“What do I think of it?” Willis asked with a mischievous smile on his face. “This is what I think of it…”
He then pulled his low-hanging pants even lower.
”Just kidding, just kidding,’’ he said, as he pulled them back up.
“We bought the clothes,” Willis said. “Why shouldn’t we wear them however way we want to? They didn’t pay for these jeans.”
Opa-locka Police Chief Hayes Tubbs said police in that city have already begun enforcing the law in public areas.
“The law is more instructional than anything else,” Hayes said. “If someone has saggy pants and they’re on public property or in a city building, they will be requested to leave the facility. If they don’t, the police will ask them to leave the facility, and, following that, if they still don’t leave they’ll be arrested for trespassing. It isn’t meant to throw young people in jail, but to give guidelines to professional dress.”
In Riviera Beach, the enforcement is different, but the end is similar. Individuals will first be given notice to adjust their pants. If they don’t, they will face penalties.

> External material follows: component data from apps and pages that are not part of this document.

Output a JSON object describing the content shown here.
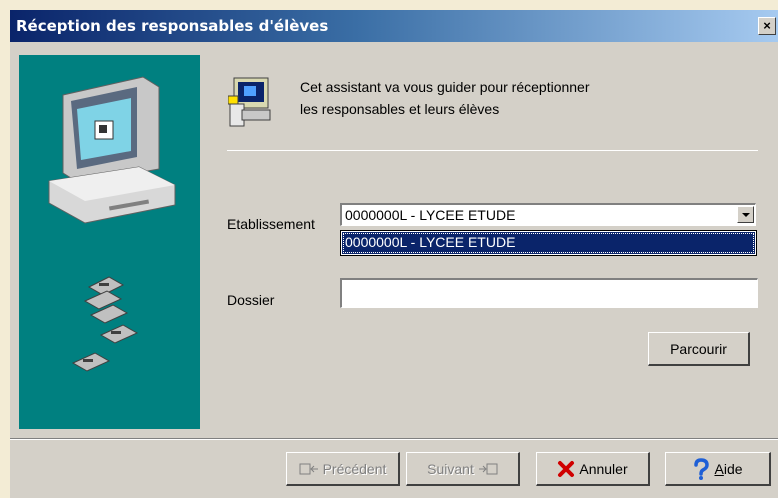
{
  "window": {
    "title": "Réception des responsables d'élèves",
    "close_glyph": "×"
  },
  "intro": {
    "line1": "Cet assistant va vous guider pour réceptionner",
    "line2": "les responsables et leurs élèves"
  },
  "form": {
    "etablissement_label": "Etablissement",
    "etablissement_value": "0000000L - LYCEE ETUDE",
    "dropdown_options": [
      "0000000L - LYCEE ETUDE"
    ],
    "dossier_label": "Dossier",
    "dossier_value": ""
  },
  "buttons": {
    "parcourir": "Parcourir",
    "precedent": "Précédent",
    "suivant": "Suivant",
    "annuler": "Annuler",
    "aide_accel": "A",
    "aide_rest": "ide"
  },
  "icons": {
    "panel": [
      "computer-icon",
      "floppy-disk-icon"
    ],
    "wizard": "wizard-computer-icon",
    "annuler": "red-x-icon",
    "aide": "blue-question-icon"
  },
  "colors": {
    "panel": "#008080",
    "titlebar_start": "#0a246a",
    "selection": "#0a246a"
  }
}
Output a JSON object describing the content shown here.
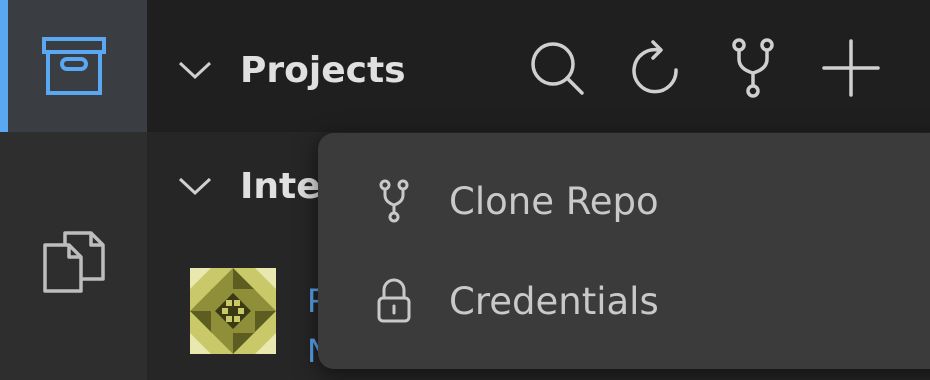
{
  "sidebar": {
    "items": [
      {
        "icon": "archive-box-icon",
        "active": true
      },
      {
        "icon": "files-icon",
        "active": false
      }
    ]
  },
  "header": {
    "title": "Projects",
    "actions": [
      {
        "icon": "search-icon"
      },
      {
        "icon": "refresh-icon"
      },
      {
        "icon": "git-fork-icon"
      },
      {
        "icon": "plus-icon"
      }
    ]
  },
  "section2": {
    "title": "Inte"
  },
  "list": {
    "item_line1": "P",
    "item_line2": "N"
  },
  "menu": {
    "items": [
      {
        "label": "Clone Repo",
        "icon": "git-fork-icon"
      },
      {
        "label": "Credentials",
        "icon": "lock-icon"
      }
    ]
  },
  "colors": {
    "accent": "#5aa7f2",
    "background": "#202020",
    "menu_bg": "#3b3b3b",
    "icon": "#cfcfcf"
  }
}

If the fines are not paid and the community-service hours are not fulfilled, the offender may have to appear in court.
“The point is to restore the sense of community pride,” Masters said. “Young people need to get the message that James Brown used to say, ‘Say it loud, I’m black and I’m proud!’ That includes being proud of the way you dress.”
Dexter Saulsby, 18, sported black pants with a belt, hanging low off of his thin frame, openly displaying his disregard for the ordinance.
“It’s such a waste of time,” Saulsby said. “Because people are going to do it anyway. Crime is so exaggerated as is around here, I don’t think cops are going to do anything about the pants. They have other things to worry about.”